When they first meet, Tony’s character is younger; he has ideals. Then three years later, he’s in this shithole in hell. He hates himself so much. He’s public enemy number one, and he knows it. So when we were shooting, I knew how I wanted to block the scene, all the whips and belts and whatever, but then Tony did a subconscious thing: He grabbed Tang Wei’s hair and banged her head against the wall. That I didn’t think of. Tony’s a very mild-mannered man. I said, “Why are you so angry?” He said, “I just followed an impulse basically. I thought of this man — how happy he was three years ago. When I see her again three years later, I really want to resume where I left off, but I know I can’t. Three years he’s been thinking, Maybe I should have gone upstairs with her — and now I’m just very pissed.”

The sex becomes a kind of metaphor for the occupation, right?
Well, the first one we did was that close raping scene where he beat her up. I think that scene sort of anchored the psychology of the movie and their relationship, as it’s anchored within the political atmosphere of the occupation. The resistance is talking about whores. And the man-woman relationship is the ultimate occupy-or-be-occupied, predator-and-prey relationship. When I think about it: Who’s occupying who? At the end of that scene, when she gives that wicked smile, she looks back at him, like, "Is that all you can deliver?" It’s very hard to tell who’s manipulating who in that position.

Tony’s character is very conflicted in bed.
Only through animal acts can he release what he’s repressed.
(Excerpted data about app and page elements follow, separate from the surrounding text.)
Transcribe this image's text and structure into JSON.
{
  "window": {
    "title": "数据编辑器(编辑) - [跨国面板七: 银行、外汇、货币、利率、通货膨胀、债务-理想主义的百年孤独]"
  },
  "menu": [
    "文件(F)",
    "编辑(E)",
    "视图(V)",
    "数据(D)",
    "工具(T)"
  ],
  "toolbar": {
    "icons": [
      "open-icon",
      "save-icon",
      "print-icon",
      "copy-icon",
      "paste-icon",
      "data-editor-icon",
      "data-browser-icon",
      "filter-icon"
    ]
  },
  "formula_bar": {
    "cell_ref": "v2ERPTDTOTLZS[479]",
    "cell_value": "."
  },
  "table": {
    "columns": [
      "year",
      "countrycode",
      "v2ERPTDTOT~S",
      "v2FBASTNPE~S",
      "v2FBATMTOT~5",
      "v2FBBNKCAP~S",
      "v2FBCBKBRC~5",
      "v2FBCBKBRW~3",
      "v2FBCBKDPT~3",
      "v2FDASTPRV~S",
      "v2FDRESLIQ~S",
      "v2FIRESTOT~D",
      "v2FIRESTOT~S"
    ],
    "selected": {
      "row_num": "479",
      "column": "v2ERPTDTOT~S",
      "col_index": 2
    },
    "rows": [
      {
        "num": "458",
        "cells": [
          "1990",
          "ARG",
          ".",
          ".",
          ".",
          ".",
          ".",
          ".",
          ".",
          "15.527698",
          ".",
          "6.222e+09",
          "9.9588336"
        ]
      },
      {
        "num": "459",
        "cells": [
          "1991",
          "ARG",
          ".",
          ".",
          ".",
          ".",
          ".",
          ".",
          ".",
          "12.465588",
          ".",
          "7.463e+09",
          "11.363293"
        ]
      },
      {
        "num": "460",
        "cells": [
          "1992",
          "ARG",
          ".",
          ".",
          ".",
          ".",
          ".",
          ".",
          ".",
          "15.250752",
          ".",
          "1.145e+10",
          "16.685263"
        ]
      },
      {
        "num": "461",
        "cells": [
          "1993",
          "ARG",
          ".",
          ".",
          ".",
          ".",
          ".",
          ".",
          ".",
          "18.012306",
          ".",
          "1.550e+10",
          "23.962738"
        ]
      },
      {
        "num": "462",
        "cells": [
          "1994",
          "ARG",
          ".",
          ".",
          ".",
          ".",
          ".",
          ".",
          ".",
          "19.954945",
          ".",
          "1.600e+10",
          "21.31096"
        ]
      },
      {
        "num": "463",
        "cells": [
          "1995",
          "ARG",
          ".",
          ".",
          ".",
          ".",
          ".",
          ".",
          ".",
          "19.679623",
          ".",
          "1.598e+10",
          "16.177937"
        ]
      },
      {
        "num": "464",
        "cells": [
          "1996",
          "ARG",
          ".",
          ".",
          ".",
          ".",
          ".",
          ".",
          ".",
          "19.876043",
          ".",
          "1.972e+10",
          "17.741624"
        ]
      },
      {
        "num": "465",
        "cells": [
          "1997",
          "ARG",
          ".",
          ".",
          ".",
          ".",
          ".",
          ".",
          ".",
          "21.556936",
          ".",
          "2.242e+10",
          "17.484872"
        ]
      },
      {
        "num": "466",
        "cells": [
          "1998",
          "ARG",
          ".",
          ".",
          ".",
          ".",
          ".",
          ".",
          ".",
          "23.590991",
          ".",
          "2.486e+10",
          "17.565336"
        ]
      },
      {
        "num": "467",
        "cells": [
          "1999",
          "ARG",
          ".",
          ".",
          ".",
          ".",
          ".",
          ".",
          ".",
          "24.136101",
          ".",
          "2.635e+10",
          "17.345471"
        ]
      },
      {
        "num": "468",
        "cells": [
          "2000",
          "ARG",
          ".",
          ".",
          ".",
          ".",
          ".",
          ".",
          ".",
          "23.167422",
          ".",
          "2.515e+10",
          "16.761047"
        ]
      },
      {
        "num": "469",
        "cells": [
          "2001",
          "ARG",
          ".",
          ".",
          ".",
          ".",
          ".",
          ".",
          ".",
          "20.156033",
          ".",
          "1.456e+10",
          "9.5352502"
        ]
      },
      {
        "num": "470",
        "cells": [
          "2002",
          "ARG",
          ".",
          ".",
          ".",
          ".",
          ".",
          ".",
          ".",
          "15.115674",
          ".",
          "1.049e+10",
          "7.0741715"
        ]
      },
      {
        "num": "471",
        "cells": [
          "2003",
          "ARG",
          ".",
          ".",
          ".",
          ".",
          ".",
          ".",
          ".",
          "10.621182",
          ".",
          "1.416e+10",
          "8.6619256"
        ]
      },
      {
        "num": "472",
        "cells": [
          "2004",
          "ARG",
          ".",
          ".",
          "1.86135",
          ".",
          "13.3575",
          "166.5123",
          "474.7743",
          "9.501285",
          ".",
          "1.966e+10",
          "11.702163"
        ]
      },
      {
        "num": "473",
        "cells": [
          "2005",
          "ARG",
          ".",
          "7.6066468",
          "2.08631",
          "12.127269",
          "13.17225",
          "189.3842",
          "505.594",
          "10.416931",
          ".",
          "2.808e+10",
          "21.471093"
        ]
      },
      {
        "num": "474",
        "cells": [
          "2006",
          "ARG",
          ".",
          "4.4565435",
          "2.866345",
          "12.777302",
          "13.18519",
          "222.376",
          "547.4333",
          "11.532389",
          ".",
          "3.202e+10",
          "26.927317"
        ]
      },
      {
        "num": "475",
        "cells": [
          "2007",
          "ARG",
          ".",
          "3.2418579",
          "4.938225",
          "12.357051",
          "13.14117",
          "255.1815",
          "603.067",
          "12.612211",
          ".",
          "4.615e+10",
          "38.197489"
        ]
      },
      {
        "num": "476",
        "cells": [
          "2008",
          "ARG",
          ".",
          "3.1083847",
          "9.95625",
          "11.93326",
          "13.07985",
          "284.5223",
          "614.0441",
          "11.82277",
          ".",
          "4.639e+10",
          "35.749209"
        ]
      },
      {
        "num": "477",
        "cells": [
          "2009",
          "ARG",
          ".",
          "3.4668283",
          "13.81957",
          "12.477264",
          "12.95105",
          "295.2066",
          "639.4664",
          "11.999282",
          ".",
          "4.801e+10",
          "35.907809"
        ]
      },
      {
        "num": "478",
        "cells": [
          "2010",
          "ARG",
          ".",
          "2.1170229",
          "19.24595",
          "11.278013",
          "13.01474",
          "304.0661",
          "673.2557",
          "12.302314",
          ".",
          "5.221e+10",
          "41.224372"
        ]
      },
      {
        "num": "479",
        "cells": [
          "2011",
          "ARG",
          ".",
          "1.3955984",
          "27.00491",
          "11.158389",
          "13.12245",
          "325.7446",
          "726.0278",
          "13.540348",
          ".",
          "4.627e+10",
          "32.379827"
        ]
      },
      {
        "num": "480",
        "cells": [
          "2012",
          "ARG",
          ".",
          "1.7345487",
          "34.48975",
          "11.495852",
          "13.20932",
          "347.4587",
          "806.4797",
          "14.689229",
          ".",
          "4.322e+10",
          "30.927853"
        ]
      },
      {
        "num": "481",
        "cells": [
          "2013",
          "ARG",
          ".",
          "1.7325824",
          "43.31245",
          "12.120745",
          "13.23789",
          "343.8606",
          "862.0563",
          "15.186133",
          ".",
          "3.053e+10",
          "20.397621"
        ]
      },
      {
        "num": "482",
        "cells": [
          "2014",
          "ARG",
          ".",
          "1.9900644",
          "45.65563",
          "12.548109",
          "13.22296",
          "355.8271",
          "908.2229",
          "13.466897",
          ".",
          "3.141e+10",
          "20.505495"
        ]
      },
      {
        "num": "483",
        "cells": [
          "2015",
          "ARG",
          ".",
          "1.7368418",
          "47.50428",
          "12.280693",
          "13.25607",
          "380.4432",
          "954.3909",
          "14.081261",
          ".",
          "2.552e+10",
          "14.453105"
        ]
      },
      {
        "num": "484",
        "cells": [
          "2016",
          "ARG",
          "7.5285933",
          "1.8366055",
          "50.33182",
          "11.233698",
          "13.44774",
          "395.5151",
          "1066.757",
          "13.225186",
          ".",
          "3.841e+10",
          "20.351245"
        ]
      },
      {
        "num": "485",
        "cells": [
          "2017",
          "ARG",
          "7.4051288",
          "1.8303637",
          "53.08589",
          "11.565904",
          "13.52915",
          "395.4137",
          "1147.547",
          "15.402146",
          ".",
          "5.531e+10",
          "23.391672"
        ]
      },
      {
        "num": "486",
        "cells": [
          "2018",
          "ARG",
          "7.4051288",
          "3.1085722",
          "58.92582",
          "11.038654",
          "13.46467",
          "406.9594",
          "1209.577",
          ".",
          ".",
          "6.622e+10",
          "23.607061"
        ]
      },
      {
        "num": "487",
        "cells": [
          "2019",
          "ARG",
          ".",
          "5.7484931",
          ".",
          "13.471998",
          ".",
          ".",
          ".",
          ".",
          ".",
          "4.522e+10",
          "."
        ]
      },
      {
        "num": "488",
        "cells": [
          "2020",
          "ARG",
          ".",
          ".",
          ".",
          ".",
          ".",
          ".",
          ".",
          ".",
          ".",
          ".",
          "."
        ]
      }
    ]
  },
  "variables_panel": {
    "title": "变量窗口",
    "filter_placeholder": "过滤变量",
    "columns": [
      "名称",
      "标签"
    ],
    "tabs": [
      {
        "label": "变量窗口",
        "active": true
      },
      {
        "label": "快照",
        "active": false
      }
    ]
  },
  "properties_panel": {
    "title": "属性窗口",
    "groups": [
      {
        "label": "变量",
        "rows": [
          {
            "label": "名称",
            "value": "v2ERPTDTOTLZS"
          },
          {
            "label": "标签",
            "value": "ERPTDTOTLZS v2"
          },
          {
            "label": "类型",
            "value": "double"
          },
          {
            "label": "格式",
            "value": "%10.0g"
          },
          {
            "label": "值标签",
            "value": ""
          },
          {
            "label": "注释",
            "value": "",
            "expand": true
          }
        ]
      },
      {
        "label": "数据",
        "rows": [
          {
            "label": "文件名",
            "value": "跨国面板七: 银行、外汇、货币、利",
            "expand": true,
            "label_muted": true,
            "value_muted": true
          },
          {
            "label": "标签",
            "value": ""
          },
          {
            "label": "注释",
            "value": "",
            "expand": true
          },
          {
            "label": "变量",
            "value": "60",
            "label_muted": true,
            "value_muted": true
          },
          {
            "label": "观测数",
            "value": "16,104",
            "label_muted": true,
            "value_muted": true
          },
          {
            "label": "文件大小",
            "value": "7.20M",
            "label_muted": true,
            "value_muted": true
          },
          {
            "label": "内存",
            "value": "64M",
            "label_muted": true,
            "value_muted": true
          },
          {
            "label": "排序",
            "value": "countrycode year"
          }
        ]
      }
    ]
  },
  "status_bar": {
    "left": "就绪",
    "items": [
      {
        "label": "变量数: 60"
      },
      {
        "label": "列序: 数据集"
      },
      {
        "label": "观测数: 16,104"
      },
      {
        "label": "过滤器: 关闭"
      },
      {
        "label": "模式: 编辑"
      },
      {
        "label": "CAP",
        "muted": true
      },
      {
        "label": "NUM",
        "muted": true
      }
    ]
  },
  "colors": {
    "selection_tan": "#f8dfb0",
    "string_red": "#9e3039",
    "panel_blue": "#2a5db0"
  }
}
You make very specific decisions with the sexual positions, the way you pose your actors.
Well, it’s not like there’s a relationship, and then there’s body contact. You can’t separate the two of them. She so needs fatherly love. That’s why I put her in the fetal position often. It gradually tells you that she needs a father, protection, love. So that’s the position I felt would represent it. When the music rises, and they come and they hug, she climaxes through crying. And he totally gives in for a moment. You can see visually how they feel for once. But they’re not looking at each other. They can’t show this to each other.

And it gets very kinky from there.
They have to be contorted to squeeze the truth out, so to speak. So I used their bodies to allow them to inflict their emotions on each other.
—Logan Hill

Related: How Ang Lee Earned His NC-17 [NYM]